Description: Hairy prairie-clover is a member of the Fabaceae, or Pea, Family.  Their flowers are pale rose-purple or, rarely, white, and appear from mid-July to mid-August.  Leaves and stems are densely covered with hairs, giving them a distinct velvety texture and silvery-green colour.

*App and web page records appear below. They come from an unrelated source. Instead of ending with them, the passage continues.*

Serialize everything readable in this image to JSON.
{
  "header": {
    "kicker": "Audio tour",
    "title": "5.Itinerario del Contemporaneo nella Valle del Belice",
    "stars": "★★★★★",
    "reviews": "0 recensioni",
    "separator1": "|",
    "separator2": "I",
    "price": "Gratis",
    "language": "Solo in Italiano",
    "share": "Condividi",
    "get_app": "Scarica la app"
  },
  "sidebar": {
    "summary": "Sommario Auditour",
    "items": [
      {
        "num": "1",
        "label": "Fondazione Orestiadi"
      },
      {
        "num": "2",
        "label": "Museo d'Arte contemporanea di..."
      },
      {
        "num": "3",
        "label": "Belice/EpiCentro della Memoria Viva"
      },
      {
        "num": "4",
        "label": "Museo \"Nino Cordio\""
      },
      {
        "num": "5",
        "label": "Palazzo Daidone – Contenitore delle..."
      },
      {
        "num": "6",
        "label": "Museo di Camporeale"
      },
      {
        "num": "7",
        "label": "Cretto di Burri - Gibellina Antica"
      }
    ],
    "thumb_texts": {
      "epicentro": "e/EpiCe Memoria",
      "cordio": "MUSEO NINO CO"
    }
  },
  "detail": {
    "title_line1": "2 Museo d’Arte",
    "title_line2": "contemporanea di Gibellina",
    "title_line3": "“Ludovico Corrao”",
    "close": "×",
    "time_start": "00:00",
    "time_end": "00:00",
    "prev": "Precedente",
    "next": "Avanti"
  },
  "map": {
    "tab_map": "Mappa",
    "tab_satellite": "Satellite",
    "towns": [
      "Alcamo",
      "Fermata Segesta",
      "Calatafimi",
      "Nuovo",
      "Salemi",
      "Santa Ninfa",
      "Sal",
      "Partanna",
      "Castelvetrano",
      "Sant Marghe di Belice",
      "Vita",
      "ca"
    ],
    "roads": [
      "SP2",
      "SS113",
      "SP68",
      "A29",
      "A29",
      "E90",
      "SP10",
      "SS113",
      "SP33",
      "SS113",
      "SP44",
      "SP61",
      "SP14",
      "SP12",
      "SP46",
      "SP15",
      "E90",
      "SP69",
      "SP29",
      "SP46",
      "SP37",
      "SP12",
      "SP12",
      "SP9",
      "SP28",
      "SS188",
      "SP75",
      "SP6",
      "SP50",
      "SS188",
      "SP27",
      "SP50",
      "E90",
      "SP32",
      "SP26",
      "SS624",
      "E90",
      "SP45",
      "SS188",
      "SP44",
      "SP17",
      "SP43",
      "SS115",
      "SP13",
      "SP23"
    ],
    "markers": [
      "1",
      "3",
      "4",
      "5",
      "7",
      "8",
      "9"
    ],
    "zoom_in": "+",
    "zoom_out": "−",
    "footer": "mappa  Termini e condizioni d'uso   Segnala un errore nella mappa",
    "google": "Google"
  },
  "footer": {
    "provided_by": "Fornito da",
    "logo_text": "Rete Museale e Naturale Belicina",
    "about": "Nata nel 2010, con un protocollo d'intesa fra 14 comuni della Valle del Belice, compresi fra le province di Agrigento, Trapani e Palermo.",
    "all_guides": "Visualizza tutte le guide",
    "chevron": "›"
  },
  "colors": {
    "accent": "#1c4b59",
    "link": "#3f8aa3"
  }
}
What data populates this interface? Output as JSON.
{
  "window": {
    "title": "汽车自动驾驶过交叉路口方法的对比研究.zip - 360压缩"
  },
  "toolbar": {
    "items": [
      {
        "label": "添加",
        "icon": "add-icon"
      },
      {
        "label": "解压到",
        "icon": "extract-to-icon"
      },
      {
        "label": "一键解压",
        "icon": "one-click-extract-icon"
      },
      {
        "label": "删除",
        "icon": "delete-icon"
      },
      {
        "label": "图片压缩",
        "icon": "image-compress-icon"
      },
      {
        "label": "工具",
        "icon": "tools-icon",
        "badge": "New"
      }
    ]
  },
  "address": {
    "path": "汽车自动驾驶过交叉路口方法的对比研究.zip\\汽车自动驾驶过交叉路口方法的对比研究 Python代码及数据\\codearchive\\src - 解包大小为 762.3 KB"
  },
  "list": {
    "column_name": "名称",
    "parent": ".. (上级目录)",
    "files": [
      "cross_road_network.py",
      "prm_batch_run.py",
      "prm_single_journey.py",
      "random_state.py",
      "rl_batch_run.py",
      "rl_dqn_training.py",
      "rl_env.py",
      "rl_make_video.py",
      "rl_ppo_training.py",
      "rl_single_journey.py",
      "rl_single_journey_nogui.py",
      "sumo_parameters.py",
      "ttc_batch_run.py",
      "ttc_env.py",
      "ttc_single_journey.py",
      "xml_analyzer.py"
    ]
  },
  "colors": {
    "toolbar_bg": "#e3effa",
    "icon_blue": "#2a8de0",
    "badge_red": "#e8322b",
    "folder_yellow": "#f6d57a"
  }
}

The leaves are made up of a number of small leaflets arranged down both sides of a leaf stalk, like the leaves of garden pea plants.
Where it can be found: In Manitoba this plant can be found on active sandy dunes that run from the Langford Pasture, through Shilo, and south to the U.S. border, and requires open sand or sandhill blowouts, although it can also tolerate partially stabilized sandy sites.  At least two Clover sites have been lost in Manitoba – Boissevain and Treesbank, near Spruce Woods Provincial Park.
Threats: Sand stabilization and destabilization affect the survivability of the Clover.  Ideally it prefers recently transported sand beds with scattered vegetation cover; invasive exotic species such as leafy spurge, overgrazing of its habitat (particularly if done to the point of destabilizing the sand), and habitat loss and degradation as a result of military, recreational and road maintenance activities can create open sand that is unsuitable for establishment, although some kind of disturbance regime is required in order to minimize competition and prevent elimination.
Information Sources: MB Conservation, Photo Credit:Keir Morse